  1. The right to inspect the child’s educational records
  2. The right to prevent unauthorized people from seeing their child’s records

In order to qualify for FERPA protection, the record in question must fall under the category of “educational record”. FERPA defines a record as “any information recorded in any way-including computer media, video, audio, film…” Furthermore, FERPA defines “educational record” as any record, file, documentation, or any other material that contains information related to the student and maintained by an educational agency (34 C.F.R. 99.3).

Individuals with Disabilities Education Act

IDEA relies heavily on the FERPA definitions mentioned above. IDEA requires outside agencies that work with students who fall under the IDEA category to also give the parents access to any and all student information, particularly with respect to the Individualized Education Program and procedures surrounding dispute resolutions. Parents are afforded the opportunity to review education records with respect to :

  • Child’s identification
  • Child’s evaluation
  • Educational placement of the child
  • Provision of FAPE (Free and Appropriate Public Education)

This means, by a very basic standard, that if the school chooses to destroy any records, all special needs parents whose child falls under either category, must be immediately notified beforehand. On the other hand, if the parent of a special needs student requests that the file destroyed, the school must take the necessary channels to comply. Destruction aside, most states require that the special education records be kept for several years after the student graduates or ages out of their program.

Special Education Classrooms Video Surveillance Conclusion

Since an educational record includes video surveillance, the continuous recording of special education classrooms shows evidence of proper IEP administration being carried out to make sure FAPE qualifications are met. If IEP is at the core of the school, making IDEA the core of each incident, the justification is there for administrators to monitor special needs classrooms. Installing video surveillance cameras in special needs classrooms will allow schools to be more proactive instead of reactive when negative situations arise.
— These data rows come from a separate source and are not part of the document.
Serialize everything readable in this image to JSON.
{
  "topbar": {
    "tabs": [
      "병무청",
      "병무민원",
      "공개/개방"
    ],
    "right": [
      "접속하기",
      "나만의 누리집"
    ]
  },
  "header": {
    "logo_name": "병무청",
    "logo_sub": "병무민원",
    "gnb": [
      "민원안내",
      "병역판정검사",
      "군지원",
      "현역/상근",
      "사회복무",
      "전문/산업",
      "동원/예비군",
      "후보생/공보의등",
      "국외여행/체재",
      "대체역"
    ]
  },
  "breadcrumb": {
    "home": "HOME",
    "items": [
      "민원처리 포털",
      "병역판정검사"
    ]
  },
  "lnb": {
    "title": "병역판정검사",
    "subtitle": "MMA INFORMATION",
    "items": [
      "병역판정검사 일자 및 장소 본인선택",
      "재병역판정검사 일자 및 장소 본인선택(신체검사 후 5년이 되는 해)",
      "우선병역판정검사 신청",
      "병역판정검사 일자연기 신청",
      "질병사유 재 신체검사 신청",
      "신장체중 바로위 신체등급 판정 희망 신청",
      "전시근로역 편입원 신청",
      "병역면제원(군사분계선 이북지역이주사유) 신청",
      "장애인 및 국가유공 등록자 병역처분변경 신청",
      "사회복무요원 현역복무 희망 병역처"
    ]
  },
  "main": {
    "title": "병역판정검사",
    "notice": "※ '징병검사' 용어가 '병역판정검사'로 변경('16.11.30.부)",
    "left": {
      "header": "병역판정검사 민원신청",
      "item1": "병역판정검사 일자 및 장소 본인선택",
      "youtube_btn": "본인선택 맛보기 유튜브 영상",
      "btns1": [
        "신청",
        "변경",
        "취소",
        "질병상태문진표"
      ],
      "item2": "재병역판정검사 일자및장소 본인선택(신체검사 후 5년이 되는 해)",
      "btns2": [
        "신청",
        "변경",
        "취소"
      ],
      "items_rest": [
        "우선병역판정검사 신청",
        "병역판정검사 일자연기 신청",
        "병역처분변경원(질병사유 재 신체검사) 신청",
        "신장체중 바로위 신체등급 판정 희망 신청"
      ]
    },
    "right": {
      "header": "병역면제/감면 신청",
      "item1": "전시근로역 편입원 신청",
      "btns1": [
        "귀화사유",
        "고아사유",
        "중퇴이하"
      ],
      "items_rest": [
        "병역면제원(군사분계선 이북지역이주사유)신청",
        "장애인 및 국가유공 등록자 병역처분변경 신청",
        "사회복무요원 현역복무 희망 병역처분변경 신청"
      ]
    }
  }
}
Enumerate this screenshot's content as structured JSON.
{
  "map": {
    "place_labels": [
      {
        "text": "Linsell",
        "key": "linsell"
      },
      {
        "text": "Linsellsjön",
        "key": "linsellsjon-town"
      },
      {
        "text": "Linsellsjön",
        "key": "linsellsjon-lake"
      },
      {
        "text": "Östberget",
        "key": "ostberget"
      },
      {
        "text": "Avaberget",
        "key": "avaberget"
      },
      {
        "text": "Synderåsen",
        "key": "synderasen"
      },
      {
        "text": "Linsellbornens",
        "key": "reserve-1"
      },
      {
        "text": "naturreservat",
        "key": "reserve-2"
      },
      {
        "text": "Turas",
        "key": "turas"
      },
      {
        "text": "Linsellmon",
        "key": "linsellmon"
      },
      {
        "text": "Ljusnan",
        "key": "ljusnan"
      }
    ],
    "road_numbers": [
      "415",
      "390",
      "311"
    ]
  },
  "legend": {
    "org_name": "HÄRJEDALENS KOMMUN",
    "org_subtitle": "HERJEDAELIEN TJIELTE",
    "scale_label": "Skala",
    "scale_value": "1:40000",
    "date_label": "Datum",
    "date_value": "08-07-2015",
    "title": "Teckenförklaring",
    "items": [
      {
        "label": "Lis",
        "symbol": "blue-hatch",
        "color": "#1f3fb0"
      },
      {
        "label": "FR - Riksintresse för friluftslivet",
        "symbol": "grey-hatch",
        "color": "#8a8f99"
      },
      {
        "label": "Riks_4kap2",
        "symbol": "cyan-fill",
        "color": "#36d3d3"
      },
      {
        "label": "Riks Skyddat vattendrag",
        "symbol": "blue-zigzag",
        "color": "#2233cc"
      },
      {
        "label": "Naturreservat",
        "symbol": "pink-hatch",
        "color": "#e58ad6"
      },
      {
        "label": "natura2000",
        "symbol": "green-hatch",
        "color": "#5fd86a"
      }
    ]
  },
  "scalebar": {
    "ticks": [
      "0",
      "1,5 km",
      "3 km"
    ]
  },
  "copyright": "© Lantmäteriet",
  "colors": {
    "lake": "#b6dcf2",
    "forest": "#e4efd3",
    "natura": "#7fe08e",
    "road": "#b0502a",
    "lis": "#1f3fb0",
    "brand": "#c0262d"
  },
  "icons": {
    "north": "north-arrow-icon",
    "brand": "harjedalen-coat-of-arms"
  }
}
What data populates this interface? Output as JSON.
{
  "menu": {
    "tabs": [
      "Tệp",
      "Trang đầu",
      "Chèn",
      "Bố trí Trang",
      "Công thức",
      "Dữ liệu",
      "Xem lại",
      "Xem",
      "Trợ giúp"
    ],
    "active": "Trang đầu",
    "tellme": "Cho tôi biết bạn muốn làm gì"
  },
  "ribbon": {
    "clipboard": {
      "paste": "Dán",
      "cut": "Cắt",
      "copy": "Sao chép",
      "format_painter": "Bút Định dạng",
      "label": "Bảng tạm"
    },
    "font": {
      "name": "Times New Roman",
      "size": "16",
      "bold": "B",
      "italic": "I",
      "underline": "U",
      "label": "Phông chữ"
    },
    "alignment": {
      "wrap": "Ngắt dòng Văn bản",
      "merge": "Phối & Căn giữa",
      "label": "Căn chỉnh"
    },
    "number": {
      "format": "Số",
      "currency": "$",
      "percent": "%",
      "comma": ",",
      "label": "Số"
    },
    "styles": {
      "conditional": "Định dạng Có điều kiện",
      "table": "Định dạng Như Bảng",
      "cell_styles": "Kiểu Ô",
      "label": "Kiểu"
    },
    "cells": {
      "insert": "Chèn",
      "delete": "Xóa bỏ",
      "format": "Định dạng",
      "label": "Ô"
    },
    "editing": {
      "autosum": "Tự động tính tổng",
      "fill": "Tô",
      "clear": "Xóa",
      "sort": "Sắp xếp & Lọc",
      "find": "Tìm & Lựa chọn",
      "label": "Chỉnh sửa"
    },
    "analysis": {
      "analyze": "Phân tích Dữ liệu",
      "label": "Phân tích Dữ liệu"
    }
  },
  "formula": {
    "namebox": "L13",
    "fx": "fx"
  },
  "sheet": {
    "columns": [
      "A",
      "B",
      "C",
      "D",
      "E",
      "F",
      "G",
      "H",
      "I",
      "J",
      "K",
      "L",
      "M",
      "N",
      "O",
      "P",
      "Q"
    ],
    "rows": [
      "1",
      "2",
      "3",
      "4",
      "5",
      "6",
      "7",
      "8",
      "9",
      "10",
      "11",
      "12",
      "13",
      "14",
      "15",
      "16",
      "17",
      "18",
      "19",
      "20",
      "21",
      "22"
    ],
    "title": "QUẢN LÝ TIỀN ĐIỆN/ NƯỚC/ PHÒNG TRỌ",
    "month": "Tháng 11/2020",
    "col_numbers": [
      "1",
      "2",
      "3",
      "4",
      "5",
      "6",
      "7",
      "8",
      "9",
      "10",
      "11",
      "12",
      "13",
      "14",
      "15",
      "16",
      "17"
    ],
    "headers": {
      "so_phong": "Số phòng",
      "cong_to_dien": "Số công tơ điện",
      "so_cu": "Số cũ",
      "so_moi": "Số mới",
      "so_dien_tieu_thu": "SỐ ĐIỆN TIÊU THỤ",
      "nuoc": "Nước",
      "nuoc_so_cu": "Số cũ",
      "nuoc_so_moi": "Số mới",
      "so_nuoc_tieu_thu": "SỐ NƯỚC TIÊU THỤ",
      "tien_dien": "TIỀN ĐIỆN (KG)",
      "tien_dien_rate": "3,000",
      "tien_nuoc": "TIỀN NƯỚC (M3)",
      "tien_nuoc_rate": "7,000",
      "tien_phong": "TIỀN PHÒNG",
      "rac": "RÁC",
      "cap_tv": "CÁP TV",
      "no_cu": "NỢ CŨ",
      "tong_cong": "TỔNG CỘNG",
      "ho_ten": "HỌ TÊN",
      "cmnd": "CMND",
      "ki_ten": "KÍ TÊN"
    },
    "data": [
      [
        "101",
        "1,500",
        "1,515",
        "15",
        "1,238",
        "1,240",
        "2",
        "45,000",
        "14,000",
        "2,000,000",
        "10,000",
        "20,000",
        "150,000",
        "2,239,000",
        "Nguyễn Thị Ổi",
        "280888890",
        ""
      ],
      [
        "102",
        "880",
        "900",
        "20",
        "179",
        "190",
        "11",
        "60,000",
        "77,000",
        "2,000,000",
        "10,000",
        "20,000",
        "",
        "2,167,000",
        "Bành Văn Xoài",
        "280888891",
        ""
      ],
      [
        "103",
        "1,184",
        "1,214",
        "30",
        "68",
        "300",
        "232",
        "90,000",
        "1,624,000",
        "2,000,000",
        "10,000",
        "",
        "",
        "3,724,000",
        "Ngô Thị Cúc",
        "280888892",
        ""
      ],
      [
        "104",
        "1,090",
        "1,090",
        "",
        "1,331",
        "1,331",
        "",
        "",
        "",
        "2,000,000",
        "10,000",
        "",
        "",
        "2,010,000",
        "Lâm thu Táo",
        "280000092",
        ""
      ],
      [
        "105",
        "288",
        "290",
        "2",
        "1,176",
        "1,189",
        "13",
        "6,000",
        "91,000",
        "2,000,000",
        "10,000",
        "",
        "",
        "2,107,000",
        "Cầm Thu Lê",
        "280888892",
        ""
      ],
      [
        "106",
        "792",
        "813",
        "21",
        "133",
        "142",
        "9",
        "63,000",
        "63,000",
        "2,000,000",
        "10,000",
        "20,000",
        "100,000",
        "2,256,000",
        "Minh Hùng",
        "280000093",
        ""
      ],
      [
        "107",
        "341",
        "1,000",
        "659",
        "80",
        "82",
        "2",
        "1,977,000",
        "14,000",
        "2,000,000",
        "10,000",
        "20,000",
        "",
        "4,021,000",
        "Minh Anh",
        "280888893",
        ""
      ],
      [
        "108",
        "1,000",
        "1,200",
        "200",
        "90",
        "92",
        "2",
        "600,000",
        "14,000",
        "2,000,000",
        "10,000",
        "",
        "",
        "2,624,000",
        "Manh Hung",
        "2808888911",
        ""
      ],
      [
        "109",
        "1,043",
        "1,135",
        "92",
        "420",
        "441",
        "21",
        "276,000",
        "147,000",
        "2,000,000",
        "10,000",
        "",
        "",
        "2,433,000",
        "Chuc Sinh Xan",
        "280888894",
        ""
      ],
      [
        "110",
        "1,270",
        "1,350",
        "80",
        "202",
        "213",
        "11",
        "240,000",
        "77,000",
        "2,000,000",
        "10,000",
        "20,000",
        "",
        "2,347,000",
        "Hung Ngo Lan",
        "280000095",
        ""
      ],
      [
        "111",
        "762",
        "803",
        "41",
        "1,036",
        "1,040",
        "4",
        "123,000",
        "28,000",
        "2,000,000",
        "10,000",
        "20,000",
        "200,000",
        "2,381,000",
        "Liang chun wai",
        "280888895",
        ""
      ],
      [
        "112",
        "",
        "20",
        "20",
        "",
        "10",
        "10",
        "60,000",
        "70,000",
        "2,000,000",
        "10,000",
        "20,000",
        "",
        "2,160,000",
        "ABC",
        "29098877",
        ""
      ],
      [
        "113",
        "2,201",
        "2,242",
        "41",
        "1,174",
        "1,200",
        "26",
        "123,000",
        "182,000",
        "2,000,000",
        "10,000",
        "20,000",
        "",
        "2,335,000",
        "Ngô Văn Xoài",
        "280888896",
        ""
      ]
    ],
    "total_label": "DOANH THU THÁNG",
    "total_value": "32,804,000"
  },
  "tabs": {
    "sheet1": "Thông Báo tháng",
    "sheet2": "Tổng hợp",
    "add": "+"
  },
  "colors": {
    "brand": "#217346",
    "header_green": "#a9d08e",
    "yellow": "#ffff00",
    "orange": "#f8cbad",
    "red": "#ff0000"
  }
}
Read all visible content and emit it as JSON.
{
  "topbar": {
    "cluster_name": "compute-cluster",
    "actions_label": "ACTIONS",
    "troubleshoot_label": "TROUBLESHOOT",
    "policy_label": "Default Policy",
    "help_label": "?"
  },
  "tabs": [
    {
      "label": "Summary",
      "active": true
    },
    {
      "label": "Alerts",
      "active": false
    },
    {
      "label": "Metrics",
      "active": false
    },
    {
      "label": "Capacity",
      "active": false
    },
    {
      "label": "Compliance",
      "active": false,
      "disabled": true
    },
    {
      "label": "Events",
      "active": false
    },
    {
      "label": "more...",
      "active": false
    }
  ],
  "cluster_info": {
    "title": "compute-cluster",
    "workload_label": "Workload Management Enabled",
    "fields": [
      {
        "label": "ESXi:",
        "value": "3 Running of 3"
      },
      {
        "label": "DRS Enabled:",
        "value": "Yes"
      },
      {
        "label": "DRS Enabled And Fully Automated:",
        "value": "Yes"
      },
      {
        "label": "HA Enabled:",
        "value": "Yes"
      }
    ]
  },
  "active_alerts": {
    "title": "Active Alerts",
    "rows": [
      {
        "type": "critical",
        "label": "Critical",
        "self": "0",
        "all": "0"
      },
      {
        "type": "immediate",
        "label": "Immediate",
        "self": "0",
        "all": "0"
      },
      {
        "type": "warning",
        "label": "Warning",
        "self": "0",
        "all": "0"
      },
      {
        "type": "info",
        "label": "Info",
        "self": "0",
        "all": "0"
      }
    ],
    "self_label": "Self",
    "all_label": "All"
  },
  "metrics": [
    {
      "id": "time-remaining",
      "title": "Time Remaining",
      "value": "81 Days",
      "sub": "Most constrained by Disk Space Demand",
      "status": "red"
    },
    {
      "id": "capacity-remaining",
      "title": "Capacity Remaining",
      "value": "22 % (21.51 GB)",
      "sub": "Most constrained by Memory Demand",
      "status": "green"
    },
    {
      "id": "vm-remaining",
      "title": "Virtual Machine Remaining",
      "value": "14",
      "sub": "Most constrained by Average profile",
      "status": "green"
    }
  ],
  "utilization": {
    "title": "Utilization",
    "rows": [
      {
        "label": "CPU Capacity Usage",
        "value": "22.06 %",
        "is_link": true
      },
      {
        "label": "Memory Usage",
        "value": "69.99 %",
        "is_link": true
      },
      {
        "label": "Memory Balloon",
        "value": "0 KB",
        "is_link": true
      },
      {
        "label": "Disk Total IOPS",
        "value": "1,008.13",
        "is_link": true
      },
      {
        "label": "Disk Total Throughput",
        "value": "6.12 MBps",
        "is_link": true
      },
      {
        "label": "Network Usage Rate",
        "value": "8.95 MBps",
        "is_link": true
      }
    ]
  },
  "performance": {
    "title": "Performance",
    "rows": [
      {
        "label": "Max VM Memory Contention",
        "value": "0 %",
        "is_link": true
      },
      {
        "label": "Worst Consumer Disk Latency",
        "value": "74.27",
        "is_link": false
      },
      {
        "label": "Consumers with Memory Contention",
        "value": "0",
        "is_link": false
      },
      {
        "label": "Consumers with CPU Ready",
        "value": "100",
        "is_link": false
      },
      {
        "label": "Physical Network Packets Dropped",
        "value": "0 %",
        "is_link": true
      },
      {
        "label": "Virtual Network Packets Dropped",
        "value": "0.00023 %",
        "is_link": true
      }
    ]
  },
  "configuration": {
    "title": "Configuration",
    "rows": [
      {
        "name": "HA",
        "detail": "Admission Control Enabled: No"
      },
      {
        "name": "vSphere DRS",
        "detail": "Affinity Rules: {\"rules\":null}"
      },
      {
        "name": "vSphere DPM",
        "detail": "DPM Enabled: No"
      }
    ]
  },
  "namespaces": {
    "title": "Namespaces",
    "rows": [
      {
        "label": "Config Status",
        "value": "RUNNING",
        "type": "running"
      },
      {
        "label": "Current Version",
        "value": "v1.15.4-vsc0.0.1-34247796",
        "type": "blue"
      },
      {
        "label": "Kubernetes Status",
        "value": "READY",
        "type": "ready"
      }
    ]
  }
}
For over sixteen years, we continue to provide extensive security risk assessments an install complete safety solutions all across Louisiana, Arkansas, and Mississippi. For more information contact Homeland Safety Systems, Inc. at 888-909-2261 or fill out our contact form here!